* _Material for this exercise_
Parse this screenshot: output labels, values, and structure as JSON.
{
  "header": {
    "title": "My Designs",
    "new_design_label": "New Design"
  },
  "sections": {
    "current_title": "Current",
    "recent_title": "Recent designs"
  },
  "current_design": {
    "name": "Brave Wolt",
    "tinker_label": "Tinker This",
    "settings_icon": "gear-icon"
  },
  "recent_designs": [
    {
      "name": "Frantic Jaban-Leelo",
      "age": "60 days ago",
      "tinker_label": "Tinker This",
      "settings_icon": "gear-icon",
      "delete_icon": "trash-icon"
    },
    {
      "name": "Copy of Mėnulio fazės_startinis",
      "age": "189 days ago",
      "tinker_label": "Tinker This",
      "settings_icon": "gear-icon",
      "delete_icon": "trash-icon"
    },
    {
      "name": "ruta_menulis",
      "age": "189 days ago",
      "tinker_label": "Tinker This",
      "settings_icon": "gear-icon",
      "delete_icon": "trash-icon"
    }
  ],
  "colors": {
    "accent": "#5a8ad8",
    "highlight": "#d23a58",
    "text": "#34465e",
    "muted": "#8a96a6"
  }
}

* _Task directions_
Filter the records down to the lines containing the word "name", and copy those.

* _Reply to the exercise_
    "name": "Brave Wolt",
      "name": "Frantic Jaban-Leelo",
      "name": "Copy of Mėnulio fazės_startinis",
      "name": "ruta_menulis",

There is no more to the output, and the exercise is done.